Why do we empathize? Researchers take on new perspective

Humans have a compulsion to simulate the activities and behaviors of others in their social group, but why is that? The findings of a new study may change the way that we understand empathy and phenomena of emotional and behavioral contagion.

Empathy is a complex occurrence that researchers sometimes define as “feeling concern for others [and] sharing and comprehending their emotions, prompting motivation to help them.”

While empathy may not always come naturally, it is related to other phenomena that occur mechanically and are tied to mirroring other people’s behaviors or emotions.

Full story at Medical News Today

Why feeling empathy could lead former drug users to relapse

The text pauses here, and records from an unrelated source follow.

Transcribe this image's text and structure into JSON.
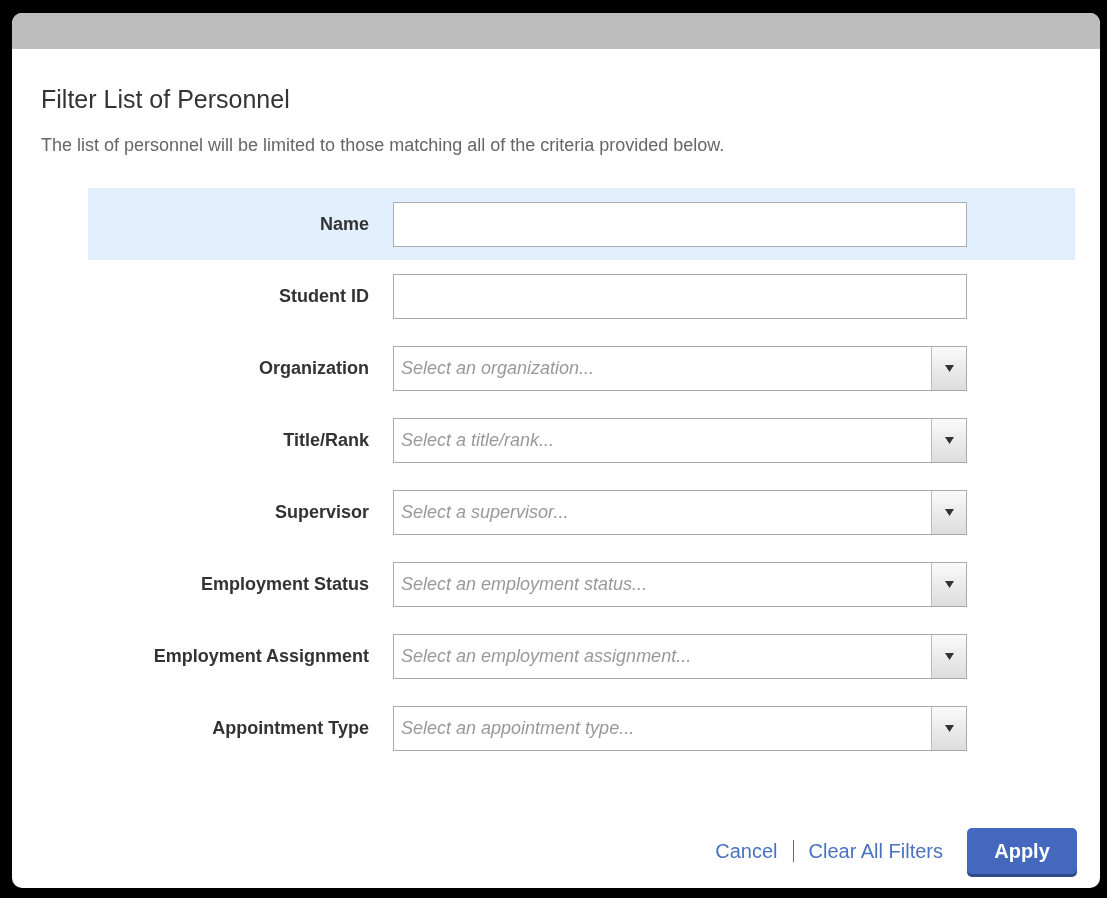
{
  "dialog": {
    "title": "Filter List of Personnel",
    "description": "The list of personnel will be limited to those matching all of the criteria provided below."
  },
  "fields": [
    {
      "label": "Name",
      "kind": "text",
      "highlighted": true
    },
    {
      "label": "Student ID",
      "kind": "text",
      "highlighted": false
    },
    {
      "label": "Organization",
      "kind": "select",
      "placeholder": "Select an organization...",
      "highlighted": false
    },
    {
      "label": "Title/Rank",
      "kind": "select",
      "placeholder": "Select a title/rank...",
      "highlighted": false
    },
    {
      "label": "Supervisor",
      "kind": "select",
      "placeholder": "Select a supervisor...",
      "highlighted": false
    },
    {
      "label": "Employment Status",
      "kind": "select",
      "placeholder": "Select an employment status...",
      "highlighted": false
    },
    {
      "label": "Employment Assignment",
      "kind": "select",
      "placeholder": "Select an employment assignment...",
      "highlighted": false
    },
    {
      "label": "Appointment Type",
      "kind": "select",
      "placeholder": "Select an appointment type...",
      "highlighted": false
    }
  ],
  "links": [
    "Cancel",
    "Clear All Filters"
  ],
  "apply_button": "Apply"
}
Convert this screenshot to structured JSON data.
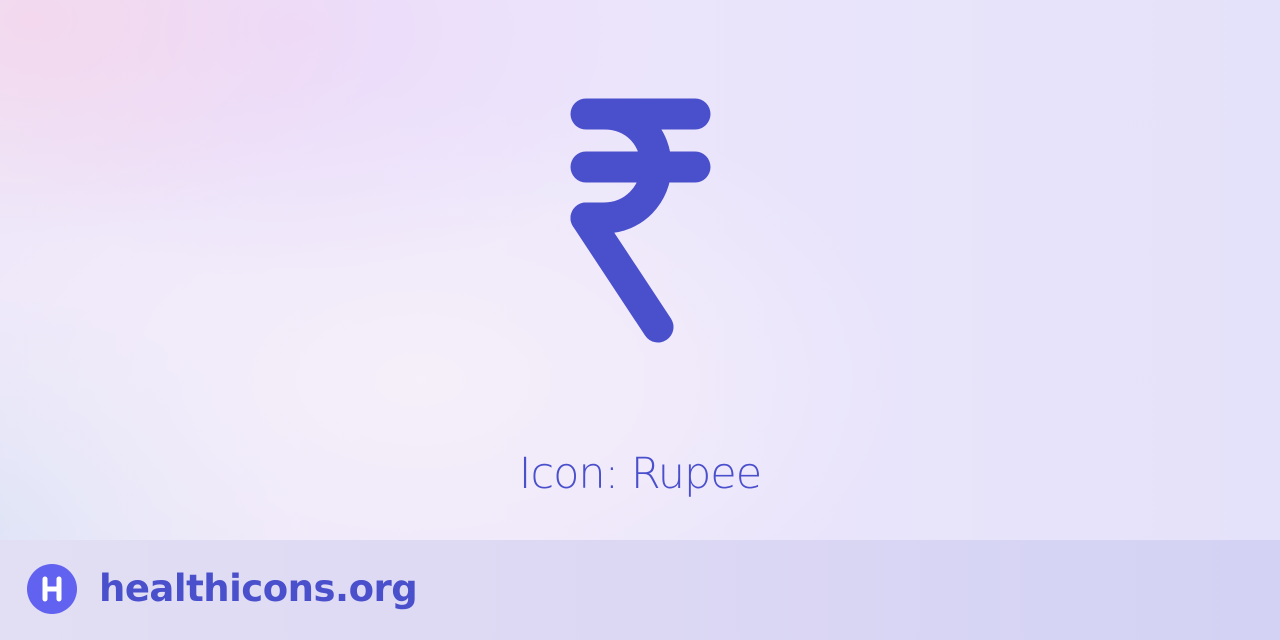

Empathy, the awareness of another’s feelings and emotions, is a key feature in normal social interactions. But new research from the University of Minnesota suggests that empathy can have detrimental effects on an individual — and can push former drug users to relapse.

A group of researchers, led by Dr. Jonathan Gewirtz, performed a series of experiments to analyze links between empathy, stress, and drug use. First, they used behavioral conditioning to train a group of mice to mimic drug-seeking behavior. The mice were initially placed in a two-sided compartment, where a neutral saline solution was administered on one side and a dose of morphine on the other. When the treatment was repeated over the course of several days, the mice started associating one side with the drug treatment.

Next, the group of mice received only saline injections in either compartment for two weeks to mimic a period of sobriety.

Full story at Science Daily

Do you really know how your partner feels?

When we’ve been in a relationship for a long time, we may think we’re pretty good at telling what our partner is feeling. Is that really the case, though?

In the book The Little Prince, author Antoine de Saint-Exupéry writes, “[W]e see well only with the heart,” as “the essential is invisible to the eyes.”

In this world view, we should rely on what our hearts, and not what our eyes, tell us to learn the truth about the world.

Full story at Medical News Today